> _EXERCISE DESCRIPTION_: Take the data below and write it out exactly, except for the pictures.

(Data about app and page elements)
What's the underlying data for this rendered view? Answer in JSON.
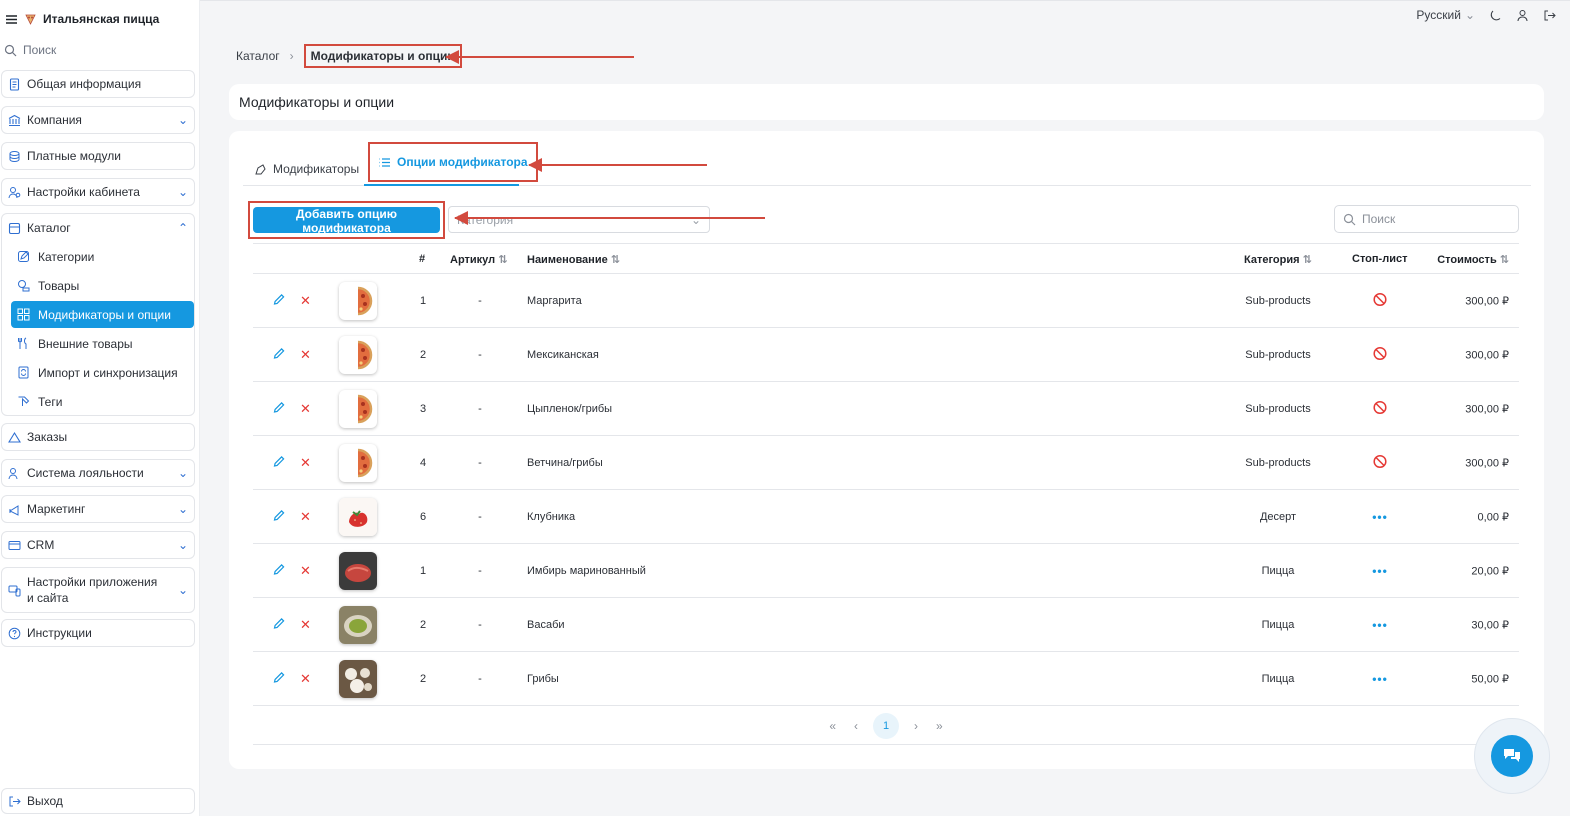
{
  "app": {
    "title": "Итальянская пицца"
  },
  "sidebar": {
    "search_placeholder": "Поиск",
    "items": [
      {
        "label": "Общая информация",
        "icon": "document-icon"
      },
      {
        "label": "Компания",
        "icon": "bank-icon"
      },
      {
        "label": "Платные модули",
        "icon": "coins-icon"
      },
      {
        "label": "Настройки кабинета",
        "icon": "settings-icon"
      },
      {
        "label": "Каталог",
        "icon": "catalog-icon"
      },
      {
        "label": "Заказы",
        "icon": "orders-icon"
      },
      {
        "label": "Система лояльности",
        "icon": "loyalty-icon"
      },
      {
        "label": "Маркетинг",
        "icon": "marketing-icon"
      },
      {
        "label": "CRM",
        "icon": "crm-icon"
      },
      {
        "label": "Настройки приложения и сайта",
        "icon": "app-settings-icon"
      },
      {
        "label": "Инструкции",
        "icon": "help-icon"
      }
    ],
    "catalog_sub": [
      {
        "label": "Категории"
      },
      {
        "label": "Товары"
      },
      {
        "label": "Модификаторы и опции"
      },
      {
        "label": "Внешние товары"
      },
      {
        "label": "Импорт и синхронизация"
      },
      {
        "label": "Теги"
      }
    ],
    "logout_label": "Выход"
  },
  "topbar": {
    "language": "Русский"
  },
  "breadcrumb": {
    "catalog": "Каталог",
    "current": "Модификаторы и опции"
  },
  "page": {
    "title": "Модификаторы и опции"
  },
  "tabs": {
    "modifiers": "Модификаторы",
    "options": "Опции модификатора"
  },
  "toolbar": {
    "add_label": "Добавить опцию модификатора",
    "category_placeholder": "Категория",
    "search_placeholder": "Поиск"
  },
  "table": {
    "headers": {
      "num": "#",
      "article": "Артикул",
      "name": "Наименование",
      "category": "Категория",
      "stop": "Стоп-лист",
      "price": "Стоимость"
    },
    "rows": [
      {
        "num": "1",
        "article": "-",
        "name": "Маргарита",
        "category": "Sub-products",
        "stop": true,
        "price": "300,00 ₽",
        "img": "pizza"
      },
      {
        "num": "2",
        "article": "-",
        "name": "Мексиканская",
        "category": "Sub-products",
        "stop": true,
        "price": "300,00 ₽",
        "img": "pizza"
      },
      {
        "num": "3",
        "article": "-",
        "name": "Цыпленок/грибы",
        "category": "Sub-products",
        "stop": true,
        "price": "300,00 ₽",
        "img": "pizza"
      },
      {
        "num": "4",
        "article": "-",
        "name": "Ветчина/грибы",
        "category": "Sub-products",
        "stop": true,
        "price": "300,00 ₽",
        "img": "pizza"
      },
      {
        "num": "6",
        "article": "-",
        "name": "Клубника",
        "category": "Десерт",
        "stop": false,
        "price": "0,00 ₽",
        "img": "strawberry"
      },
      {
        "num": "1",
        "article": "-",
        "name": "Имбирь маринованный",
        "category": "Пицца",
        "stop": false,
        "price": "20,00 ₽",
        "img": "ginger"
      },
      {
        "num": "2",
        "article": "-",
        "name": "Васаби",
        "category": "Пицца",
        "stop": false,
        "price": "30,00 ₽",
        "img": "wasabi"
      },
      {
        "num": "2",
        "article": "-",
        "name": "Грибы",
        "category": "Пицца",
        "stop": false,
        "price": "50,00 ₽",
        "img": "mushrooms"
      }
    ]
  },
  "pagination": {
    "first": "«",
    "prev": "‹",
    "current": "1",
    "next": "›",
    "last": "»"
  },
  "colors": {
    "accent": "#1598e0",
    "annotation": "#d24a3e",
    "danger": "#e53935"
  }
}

> _ANSWER SPACE_:
What's the underlying data for this rendered view? Answer in JSON.
{
  "app": {
    "title": "Итальянская пицца"
  },
  "sidebar": {
    "search_placeholder": "Поиск",
    "items": [
      {
        "label": "Общая информация",
        "icon": "document-icon"
      },
      {
        "label": "Компания",
        "icon": "bank-icon"
      },
      {
        "label": "Платные модули",
        "icon": "coins-icon"
      },
      {
        "label": "Настройки кабинета",
        "icon": "settings-icon"
      },
      {
        "label": "Каталог",
        "icon": "catalog-icon"
      },
      {
        "label": "Заказы",
        "icon": "orders-icon"
      },
      {
        "label": "Система лояльности",
        "icon": "loyalty-icon"
      },
      {
        "label": "Маркетинг",
        "icon": "marketing-icon"
      },
      {
        "label": "CRM",
        "icon": "crm-icon"
      },
      {
        "label": "Настройки приложения и сайта",
        "icon": "app-settings-icon"
      },
      {
        "label": "Инструкции",
        "icon": "help-icon"
      }
    ],
    "catalog_sub": [
      {
        "label": "Категории"
      },
      {
        "label": "Товары"
      },
      {
        "label": "Модификаторы и опции"
      },
      {
        "label": "Внешние товары"
      },
      {
        "label": "Импорт и синхронизация"
      },
      {
        "label": "Теги"
      }
    ],
    "logout_label": "Выход"
  },
  "topbar": {
    "language": "Русский"
  },
  "breadcrumb": {
    "catalog": "Каталог",
    "current": "Модификаторы и опции"
  },
  "page": {
    "title": "Модификаторы и опции"
  },
  "tabs": {
    "modifiers": "Модификаторы",
    "options": "Опции модификатора"
  },
  "toolbar": {
    "add_label": "Добавить опцию модификатора",
    "category_placeholder": "Категория",
    "search_placeholder": "Поиск"
  },
  "table": {
    "headers": {
      "num": "#",
      "article": "Артикул",
      "name": "Наименование",
      "category": "Категория",
      "stop": "Стоп-лист",
      "price": "Стоимость"
    },
    "rows": [
      {
        "num": "1",
        "article": "-",
        "name": "Маргарита",
        "category": "Sub-products",
        "stop": true,
        "price": "300,00 ₽",
        "img": "pizza"
      },
      {
        "num": "2",
        "article": "-",
        "name": "Мексиканская",
        "category": "Sub-products",
        "stop": true,
        "price": "300,00 ₽",
        "img": "pizza"
      },
      {
        "num": "3",
        "article": "-",
        "name": "Цыпленок/грибы",
        "category": "Sub-products",
        "stop": true,
        "price": "300,00 ₽",
        "img": "pizza"
      },
      {
        "num": "4",
        "article": "-",
        "name": "Ветчина/грибы",
        "category": "Sub-products",
        "stop": true,
        "price": "300,00 ₽",
        "img": "pizza"
      },
      {
        "num": "6",
        "article": "-",
        "name": "Клубника",
        "category": "Десерт",
        "stop": false,
        "price": "0,00 ₽",
        "img": "strawberry"
      },
      {
        "num": "1",
        "article": "-",
        "name": "Имбирь маринованный",
        "category": "Пицца",
        "stop": false,
        "price": "20,00 ₽",
        "img": "ginger"
      },
      {
        "num": "2",
        "article": "-",
        "name": "Васаби",
        "category": "Пицца",
        "stop": false,
        "price": "30,00 ₽",
        "img": "wasabi"
      },
      {
        "num": "2",
        "article": "-",
        "name": "Грибы",
        "category": "Пицца",
        "stop": false,
        "price": "50,00 ₽",
        "img": "mushrooms"
      }
    ]
  },
  "pagination": {
    "first": "«",
    "prev": "‹",
    "current": "1",
    "next": "›",
    "last": "»"
  },
  "colors": {
    "accent": "#1598e0",
    "annotation": "#d24a3e",
    "danger": "#e53935"
  }
}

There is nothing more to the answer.